To deal with the all the challenges of life today—not just the disruption of the pandemic, but also racial injustice, climate change, even the potential crumbling of democracy—we need to do more than freestyle a response and freestyle our way through life. We need to organize. We need to design solutions. We need to strategize beyond the next bar. LIFE IS A FREESTYLE is not the one absolute ruler of our concepts, some sort of dictator metaphor. It’s a contributor to the community of thought, one that can be useful if it’s taken seriously. It works alongside other metaphors that also have their uses and that highlight other important things about life.

[Photo of Hip Hop Architecture Camp by Urban Arts Collective, thank you!]

Rapping in the Shower

rappin in the shower keeps you clean/
you do it a capella, no drum machine/
the words are not written they are unseen/
just go with the flow let it mean what it means

Sometimes you don’t have other people to freestyle with—maybe you’re taking a shower, or maybe you’re in some situation where you expected a full circle, but it ends up being just you. Since a lot of freestyling is about the social context of the activity, responding to others and handing it off to them, is there any point to freestyling by yourself?

I say yes, and not just because it could be a type of training and make you better at freestyling when you do get into a group.

My much-missed colleague Prof. Patrick Winston, a computer scientist who died last year, worked to advance artificial intelligence and was also devoted to improving himself and others as public speakers. It was particularly special to me to hear his final public talk, and to let him know by email how much I enjoyed it in my last message to him. The insight I’m going to relate isn’t about public speaking, though, or about presenting results. It’s about speaking as you try to work something out.

Patrick said that the best way to solve problems was by talking to other people. If there aren’t any around, though, it’s a good idea to talk to yourself.

In programming, there’s even a name for talking to yourself about the code you’re writing: rubber duck debugging, where instead of going and asking a senior programmer about a problem, you carefully describe the problem to a rubber duck, perhaps one that you keep on your desk for this purpose. During the process of describing the problem carefully, you often are able to solve it, all by yourself.

Of course, I’m not claiming that LIFE IS COMPUTER PROGRAMMING. I would be interested to learn what exactly that metaphor is, but if the mappings are what I imagine, I think it has more than a few problems! Still, the basic insight is that you do learn from talking (or writing) to yourself. People who keep an entirely private diary demonstrate this all the time.

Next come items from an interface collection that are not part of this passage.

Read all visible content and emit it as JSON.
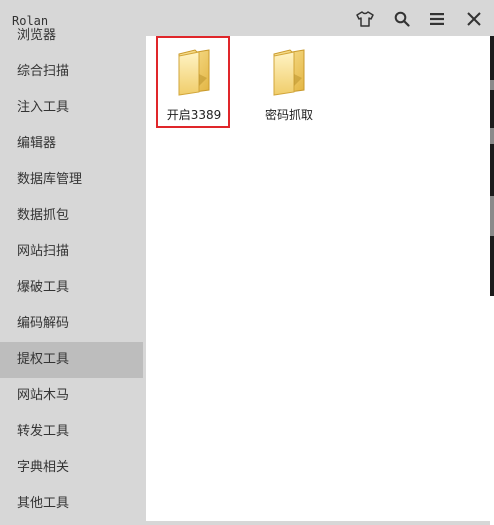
{
  "window": {
    "title": "Rolan",
    "colors": {
      "background": "#d7d7d7",
      "content": "#ffffff",
      "selection_border": "#e0262a",
      "active_item": "#bdbdbd"
    }
  },
  "toolbar": {
    "icons": [
      "shirt-icon",
      "search-icon",
      "menu-icon",
      "close-icon"
    ]
  },
  "sidebar": {
    "items": [
      {
        "label": "浏览器",
        "active": false
      },
      {
        "label": "综合扫描",
        "active": false
      },
      {
        "label": "注入工具",
        "active": false
      },
      {
        "label": "编辑器",
        "active": false
      },
      {
        "label": "数据库管理",
        "active": false
      },
      {
        "label": "数据抓包",
        "active": false
      },
      {
        "label": "网站扫描",
        "active": false
      },
      {
        "label": "爆破工具",
        "active": false
      },
      {
        "label": "编码解码",
        "active": false
      },
      {
        "label": "提权工具",
        "active": true
      },
      {
        "label": "网站木马",
        "active": false
      },
      {
        "label": "转发工具",
        "active": false
      },
      {
        "label": "字典相关",
        "active": false
      },
      {
        "label": "其他工具",
        "active": false
      }
    ]
  },
  "content": {
    "folders": [
      {
        "label": "开启3389",
        "selected": true,
        "icon": "folder-icon"
      },
      {
        "label": "密码抓取",
        "selected": false,
        "icon": "folder-icon"
      }
    ]
  }
}
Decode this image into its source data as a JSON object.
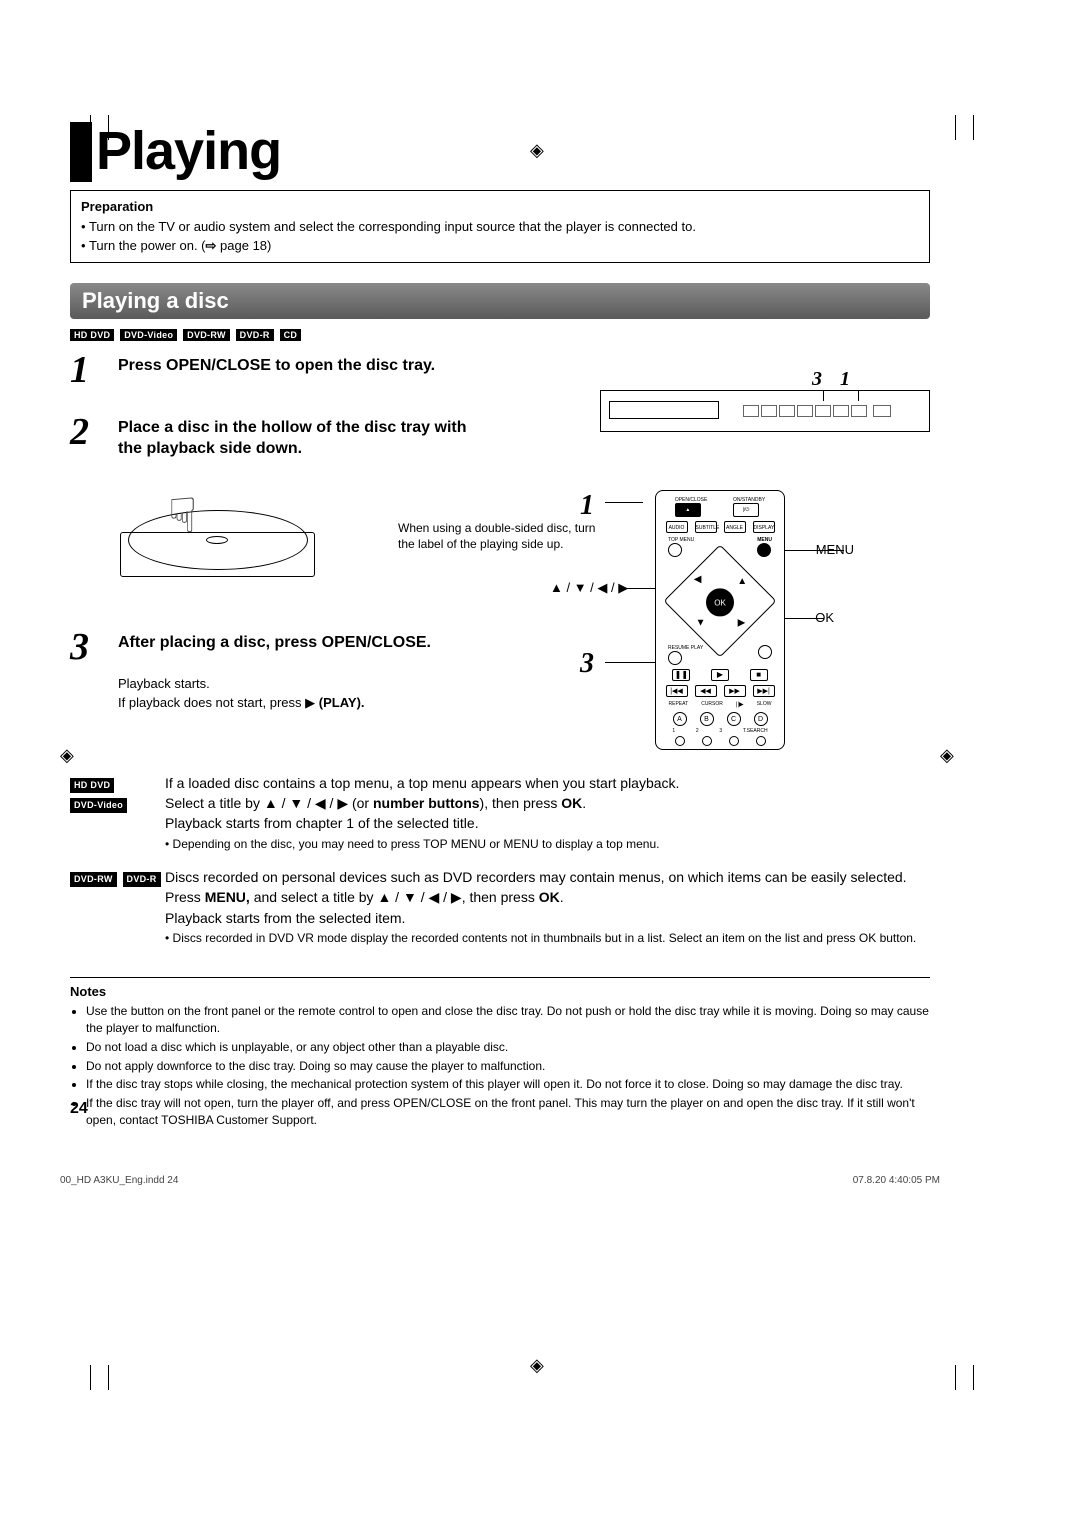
{
  "title": "Playing",
  "prep": {
    "hdr": "Preparation",
    "b1": "Turn on the TV or audio system and select the corresponding input source that the player is connected to.",
    "b2_a": "Turn the power on. (",
    "b2_b": " page 18)"
  },
  "section": "Playing a disc",
  "badges_all": [
    "HD DVD",
    "DVD-Video",
    "DVD-RW",
    "DVD-R",
    "CD"
  ],
  "steps": {
    "s1": {
      "num": "1",
      "text": "Press OPEN/CLOSE to open the disc tray."
    },
    "s2": {
      "num": "2",
      "text": "Place a disc in the hollow of the disc tray with the playback side down."
    },
    "s2_note": "When using a double-sided disc, turn the label of the playing side up.",
    "s3": {
      "num": "3",
      "text": "After placing a disc, press OPEN/CLOSE."
    },
    "s3_sub1": "Playback starts.",
    "s3_sub2a": "If playback does not start, press ",
    "s3_sub2b": " (PLAY)."
  },
  "pf_callouts": {
    "c3": "3",
    "c1": "1"
  },
  "remote_side": {
    "n1": "1",
    "n3": "3"
  },
  "remote_labels": {
    "menu": "MENU",
    "arrows": "▲ / ▼ / ◀ / ▶",
    "ok": "OK"
  },
  "remote_btns": {
    "open": "OPEN/CLOSE",
    "onstb": "ON/STANDBY",
    "stb": "|/⏻",
    "audio": "AUDIO",
    "subtitle": "SUBTITLE",
    "angle": "ANGLE",
    "display": "DISPLAY",
    "topmenu": "TOP MENU",
    "menu": "MENU",
    "ok": "OK",
    "resume": "RESUME PLAY",
    "repeat": "REPEAT",
    "cursor": "CURSOR",
    "slow": "SLOW",
    "a": "A",
    "b": "B",
    "c": "C",
    "d": "D",
    "tsearch": "T.SEARCH"
  },
  "info1": {
    "badges": [
      "HD DVD",
      "DVD-Video"
    ],
    "l1": "If a loaded disc contains a top menu, a top menu appears when you start playback.",
    "l2a": "Select a title by ▲ / ▼ / ◀ / ▶ (or ",
    "l2b": "number buttons",
    "l2c": "), then press ",
    "l2d": "OK",
    "l2e": ".",
    "l3": "Playback starts from chapter 1 of the selected title.",
    "sub": "Depending on the disc, you may need to press TOP MENU or MENU to display a top menu."
  },
  "info2": {
    "badges": [
      "DVD-RW",
      "DVD-R"
    ],
    "l1": "Discs recorded on personal devices such as DVD recorders may contain menus, on which items can be easily selected.",
    "l2a": "Press ",
    "l2b": "MENU,",
    "l2c": " and select a title by ▲ / ▼ / ◀ / ▶, then press ",
    "l2d": "OK",
    "l2e": ".",
    "l3": "Playback starts from the selected item.",
    "sub": "Discs recorded in DVD VR mode display the recorded contents not in thumbnails but in a list. Select an item on the list and press OK button."
  },
  "notes": {
    "hdr": "Notes",
    "items": [
      "Use the button on the front panel or the remote control to open and close the disc tray. Do not push or hold the disc tray while it is moving. Doing so may cause the player to malfunction.",
      "Do not load a disc which is unplayable, or any object other than a playable disc.",
      "Do not apply downforce to the disc tray. Doing so may cause the player to malfunction.",
      "If the disc tray stops while closing, the mechanical protection system of this player will open it. Do not force it to close. Doing so may damage the disc tray.",
      "If the disc tray will not open, turn the player off, and press OPEN/CLOSE on the front panel. This may turn the player on and open the disc tray. If it still won't open, contact TOSHIBA Customer Support."
    ]
  },
  "page_num": "24",
  "footer": {
    "left": "00_HD A3KU_Eng.indd   24",
    "right": "07.8.20   4:40:05 PM"
  }
}
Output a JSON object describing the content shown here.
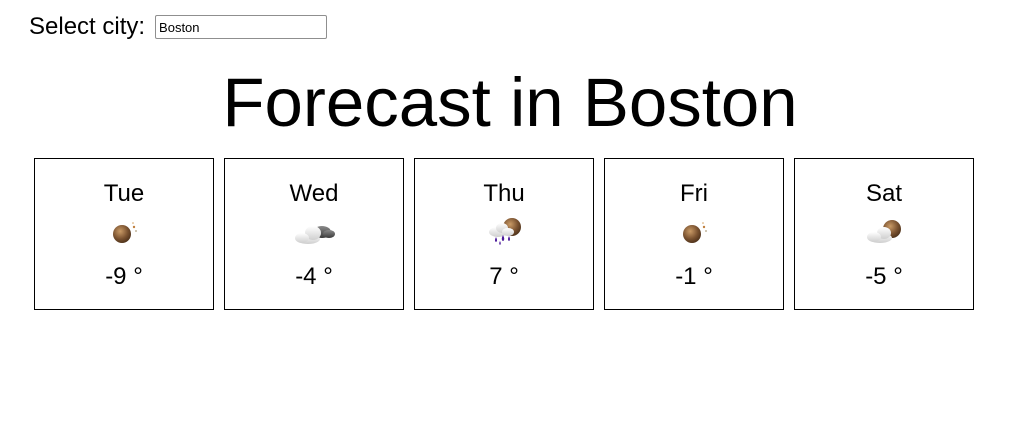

To put it in terms of the LIFE IS A FREESTYLE metaphor:

The freestyler who engages socially is able to learn from others and up their game. This maps to a person, living life, who collaborates, listening and responding to others, and as a result learns and improves.

Ideally, the social freestyler helps others up their game as well. This maps to a person, living life, who collaborates and helps others improve.

The freestyler who doesn’t have a social opportunity is still better freestyling than doing nothing. They can come up with rhymes and twists to metaphors that give them insights and provide beauty, even if they don’t take those directly, or even indirectly, to a stage or a cypher. This maps to a person, living life, who speaks out loud (alone) or writes (privately), using this external language to improve their lives.

I see this as consistent with the mappings I presented in the last post, including the ones related to cycles. But you tell me!

[will.i.am & Prof. Patrick Henry Winston in MIT’s Lobby 7, 2010.]